(Beginning of Supplied records)

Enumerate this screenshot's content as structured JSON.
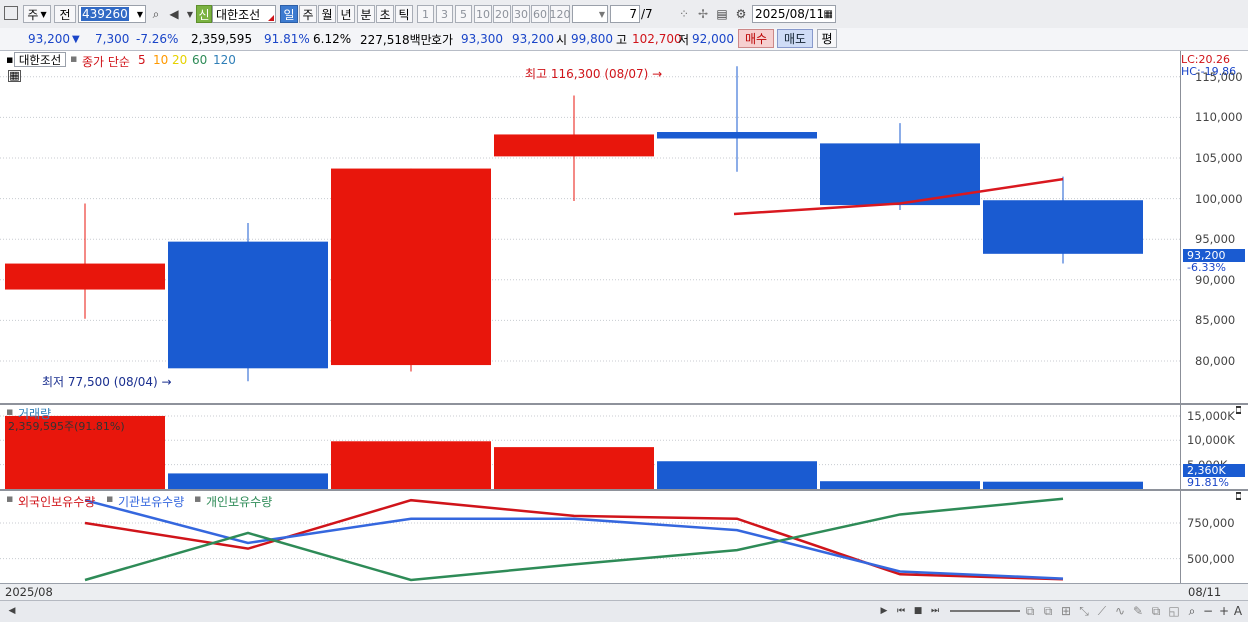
{
  "toolbar": {
    "period_btn": "주",
    "prev_btn": "전",
    "stock_code": "439260",
    "credit_tag": "신",
    "stock_name": "대한조선",
    "periods": [
      "일",
      "주",
      "월",
      "년",
      "분",
      "초",
      "틱"
    ],
    "active_period": "일",
    "intervals": [
      "1",
      "3",
      "5",
      "10",
      "20",
      "30",
      "60",
      "120"
    ],
    "count_current": "7",
    "count_total": "/7",
    "date": "2025/08/11"
  },
  "quote": {
    "price": "93,200",
    "change": "7,300",
    "change_pct": "-7.26%",
    "volume": "2,359,595",
    "volume_ratio": "91.81%",
    "turnover": "6.12%",
    "amount": "227,518백만",
    "bid_label": "호가",
    "bid": "93,300",
    "ask": "93,200",
    "open_label": "시",
    "open": "99,800",
    "high_label": "고",
    "high": "102,700",
    "low_label": "저",
    "low": "92,000",
    "buy_label": "매수",
    "sell_label": "매도",
    "eval_label": "평"
  },
  "colors": {
    "up": "#e8160c",
    "down": "#1a5bd1",
    "ma5": "#d9181f",
    "foreign": "#d0141a",
    "institution": "#3567de",
    "individual": "#2e8b57"
  },
  "price_panel": {
    "name_box": "대한조선",
    "legend_title": "종가 단순",
    "ma_periods": [
      "5",
      "10",
      "20",
      "60",
      "120"
    ],
    "ma_colors": [
      "#d0141a",
      "#ff9900",
      "#e6d200",
      "#2e8b57",
      "#2f7fb8"
    ],
    "lc_label": "LC:20.26",
    "hc_label": "HC:-19.86",
    "high_annotation": "최고 116,300 (08/07)",
    "low_annotation": "최저 77,500 (08/04)",
    "last_price_tag": "93,200",
    "last_pct_tag": "-6.33%",
    "y_ticks": [
      "115,000",
      "110,000",
      "105,000",
      "100,000",
      "95,000",
      "90,000",
      "85,000",
      "80,000"
    ]
  },
  "volume_panel": {
    "title": "거래량",
    "readout": "2,359,595주(91.81%)",
    "y_ticks": [
      "15,000K",
      "10,000K",
      "5,000K"
    ],
    "last_tag": "2,360K",
    "last_pct": "91.81%"
  },
  "holdings_panel": {
    "legend": [
      "외국인보유수량",
      "기관보유수량",
      "개인보유수량"
    ],
    "y_ticks": [
      "750,000",
      "500,000"
    ]
  },
  "x_axis": {
    "left_label": "2025/08",
    "right_label": "08/11"
  },
  "chart_data": [
    {
      "type": "candlestick",
      "y_ticks": [
        80000,
        85000,
        90000,
        95000,
        100000,
        105000,
        110000,
        115000
      ],
      "candles": [
        {
          "open": 92000,
          "close": 88800,
          "high": 99400,
          "low": 85200,
          "dir": "up"
        },
        {
          "open": 94700,
          "close": 79100,
          "high": 97000,
          "low": 77500,
          "dir": "down"
        },
        {
          "open": 79500,
          "close": 103700,
          "high": 103700,
          "low": 78700,
          "dir": "up"
        },
        {
          "open": 105200,
          "close": 107900,
          "high": 112700,
          "low": 99700,
          "dir": "up"
        },
        {
          "open": 108200,
          "close": 107400,
          "high": 116300,
          "low": 103300,
          "dir": "down"
        },
        {
          "open": 106800,
          "close": 99200,
          "high": 109300,
          "low": 98600,
          "dir": "down"
        },
        {
          "open": 99800,
          "close": 93200,
          "high": 102700,
          "low": 92000,
          "dir": "down"
        }
      ],
      "ma5": [
        null,
        null,
        null,
        null,
        98100,
        99400,
        102400
      ]
    },
    {
      "type": "bar",
      "y_ticks": [
        5000,
        10000,
        15000
      ],
      "unit": "K",
      "values": [
        15000,
        3200,
        9800,
        8600,
        5700,
        1600,
        1500
      ],
      "dirs": [
        "up",
        "down",
        "up",
        "up",
        "down",
        "down",
        "down"
      ]
    },
    {
      "type": "line",
      "y_ticks": [
        500000,
        750000
      ],
      "series": [
        {
          "name": "외국인보유수량",
          "values": [
            750000,
            570000,
            910000,
            800000,
            780000,
            390000,
            355000
          ]
        },
        {
          "name": "기관보유수량",
          "values": [
            910000,
            610000,
            780000,
            780000,
            700000,
            410000,
            360000
          ]
        },
        {
          "name": "개인보유수량",
          "values": [
            350000,
            680000,
            350000,
            460000,
            560000,
            810000,
            920000
          ]
        }
      ]
    }
  ]
}
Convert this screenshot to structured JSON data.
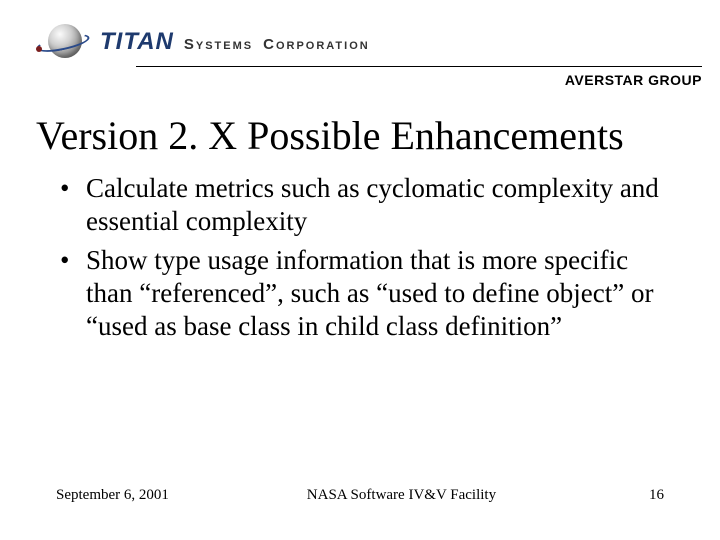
{
  "header": {
    "brand_titan": "TITAN",
    "brand_systems": "Systems",
    "brand_corporation": "Corporation",
    "subgroup": "AVERSTAR GROUP"
  },
  "title": "Version 2. X Possible Enhancements",
  "bullets": [
    "Calculate metrics such as cyclomatic complexity and essential complexity",
    "Show type usage information that is more specific than “referenced”, such as “used to define object” or “used as base class in child class definition”"
  ],
  "footer": {
    "date": "September 6, 2001",
    "center": "NASA Software IV&V Facility",
    "page": "16"
  }
}
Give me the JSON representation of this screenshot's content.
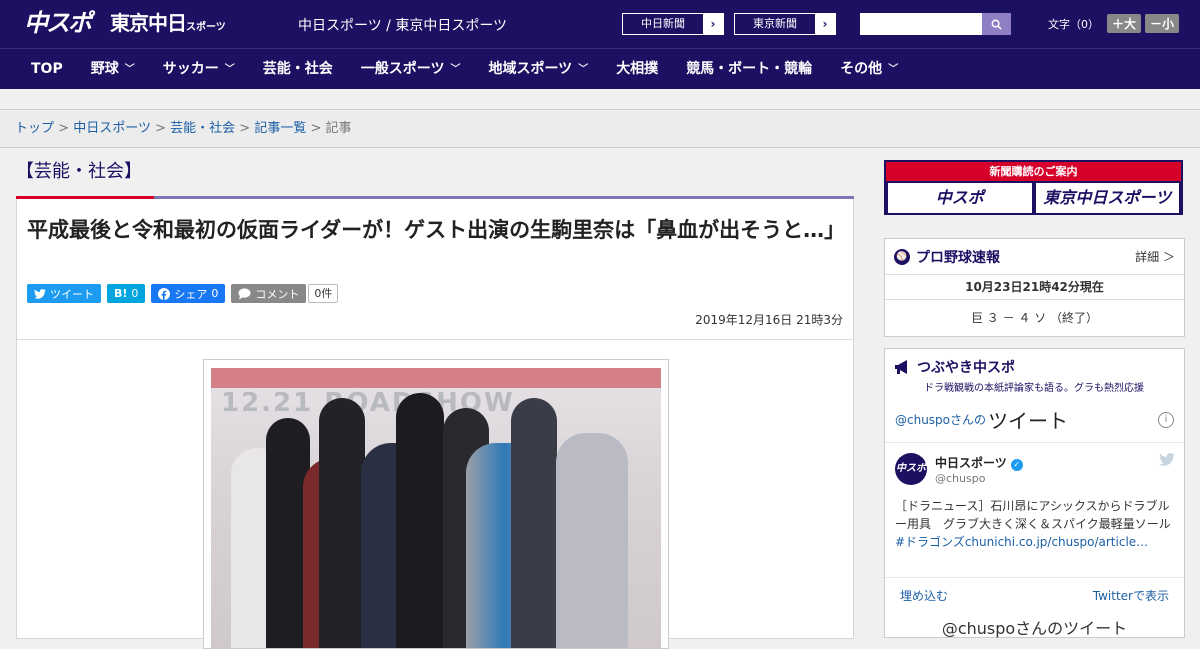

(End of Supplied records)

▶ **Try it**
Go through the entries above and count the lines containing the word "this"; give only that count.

▶ **Written solution**
3